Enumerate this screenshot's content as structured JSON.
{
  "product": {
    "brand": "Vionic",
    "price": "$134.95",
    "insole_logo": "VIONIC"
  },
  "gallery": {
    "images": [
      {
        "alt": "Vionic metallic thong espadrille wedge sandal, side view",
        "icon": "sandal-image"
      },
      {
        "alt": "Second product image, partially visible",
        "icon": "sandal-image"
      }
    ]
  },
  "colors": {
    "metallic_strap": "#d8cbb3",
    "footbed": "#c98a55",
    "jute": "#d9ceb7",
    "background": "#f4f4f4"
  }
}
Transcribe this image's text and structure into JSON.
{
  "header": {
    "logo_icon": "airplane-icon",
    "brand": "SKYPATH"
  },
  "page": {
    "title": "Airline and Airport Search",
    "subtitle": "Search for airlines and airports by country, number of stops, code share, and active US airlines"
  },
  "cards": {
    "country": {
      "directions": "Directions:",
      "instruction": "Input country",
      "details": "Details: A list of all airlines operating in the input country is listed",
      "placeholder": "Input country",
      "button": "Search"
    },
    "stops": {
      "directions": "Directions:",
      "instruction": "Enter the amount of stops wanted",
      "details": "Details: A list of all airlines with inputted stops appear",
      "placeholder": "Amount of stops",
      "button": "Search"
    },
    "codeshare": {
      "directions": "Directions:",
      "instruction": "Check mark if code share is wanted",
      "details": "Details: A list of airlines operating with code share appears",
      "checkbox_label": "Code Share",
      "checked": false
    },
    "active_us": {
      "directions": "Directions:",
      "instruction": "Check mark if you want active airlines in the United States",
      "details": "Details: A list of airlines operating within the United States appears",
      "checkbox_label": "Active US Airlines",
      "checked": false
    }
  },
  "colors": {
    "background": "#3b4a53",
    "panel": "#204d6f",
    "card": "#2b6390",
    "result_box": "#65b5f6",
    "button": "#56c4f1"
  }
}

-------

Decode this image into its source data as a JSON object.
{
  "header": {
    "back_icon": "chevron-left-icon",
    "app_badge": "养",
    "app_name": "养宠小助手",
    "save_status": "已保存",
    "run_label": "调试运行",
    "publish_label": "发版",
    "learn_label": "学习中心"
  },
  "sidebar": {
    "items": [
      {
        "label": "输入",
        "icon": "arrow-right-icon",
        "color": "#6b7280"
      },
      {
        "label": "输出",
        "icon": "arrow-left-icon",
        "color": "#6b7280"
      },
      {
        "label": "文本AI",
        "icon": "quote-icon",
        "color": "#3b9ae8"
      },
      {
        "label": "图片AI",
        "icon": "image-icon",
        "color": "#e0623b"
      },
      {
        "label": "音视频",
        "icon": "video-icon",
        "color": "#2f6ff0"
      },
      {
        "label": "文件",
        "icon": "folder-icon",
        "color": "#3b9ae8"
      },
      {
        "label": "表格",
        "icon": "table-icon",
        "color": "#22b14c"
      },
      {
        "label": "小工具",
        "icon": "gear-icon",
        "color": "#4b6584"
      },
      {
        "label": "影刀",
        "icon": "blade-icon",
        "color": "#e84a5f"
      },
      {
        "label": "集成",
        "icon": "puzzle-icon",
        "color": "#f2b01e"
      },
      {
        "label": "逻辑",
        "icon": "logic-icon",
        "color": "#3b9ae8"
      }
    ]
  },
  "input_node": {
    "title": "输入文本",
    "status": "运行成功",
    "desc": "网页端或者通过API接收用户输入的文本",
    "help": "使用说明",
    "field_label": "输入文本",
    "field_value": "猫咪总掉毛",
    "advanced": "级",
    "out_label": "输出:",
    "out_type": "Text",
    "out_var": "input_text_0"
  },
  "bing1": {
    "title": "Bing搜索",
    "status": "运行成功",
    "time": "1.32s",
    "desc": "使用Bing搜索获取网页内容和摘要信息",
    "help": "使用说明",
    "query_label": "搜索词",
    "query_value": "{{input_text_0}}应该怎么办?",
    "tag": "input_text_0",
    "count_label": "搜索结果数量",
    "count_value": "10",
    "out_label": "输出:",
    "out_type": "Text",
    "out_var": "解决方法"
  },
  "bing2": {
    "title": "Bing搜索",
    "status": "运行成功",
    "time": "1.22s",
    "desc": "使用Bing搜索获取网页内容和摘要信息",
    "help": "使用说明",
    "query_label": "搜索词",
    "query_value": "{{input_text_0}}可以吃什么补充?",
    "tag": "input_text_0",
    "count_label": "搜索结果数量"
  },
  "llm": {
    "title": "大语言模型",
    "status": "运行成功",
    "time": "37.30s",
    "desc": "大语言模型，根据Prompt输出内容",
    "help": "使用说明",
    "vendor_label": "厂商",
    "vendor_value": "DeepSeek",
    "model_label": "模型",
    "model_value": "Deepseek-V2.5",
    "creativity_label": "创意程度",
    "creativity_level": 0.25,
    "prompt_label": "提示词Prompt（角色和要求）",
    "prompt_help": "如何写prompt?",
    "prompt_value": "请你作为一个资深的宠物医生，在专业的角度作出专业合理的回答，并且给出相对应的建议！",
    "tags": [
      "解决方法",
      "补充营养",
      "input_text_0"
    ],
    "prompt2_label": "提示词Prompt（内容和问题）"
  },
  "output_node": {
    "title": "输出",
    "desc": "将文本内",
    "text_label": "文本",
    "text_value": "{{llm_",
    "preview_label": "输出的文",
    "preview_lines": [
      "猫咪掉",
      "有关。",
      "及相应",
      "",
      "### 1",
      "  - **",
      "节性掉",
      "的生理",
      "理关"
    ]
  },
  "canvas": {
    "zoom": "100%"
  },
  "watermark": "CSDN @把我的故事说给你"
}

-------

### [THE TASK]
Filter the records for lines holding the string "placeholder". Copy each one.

### [EXERCISE RESULT]
      "placeholder": "Input country",
      "placeholder": "Amount of stops",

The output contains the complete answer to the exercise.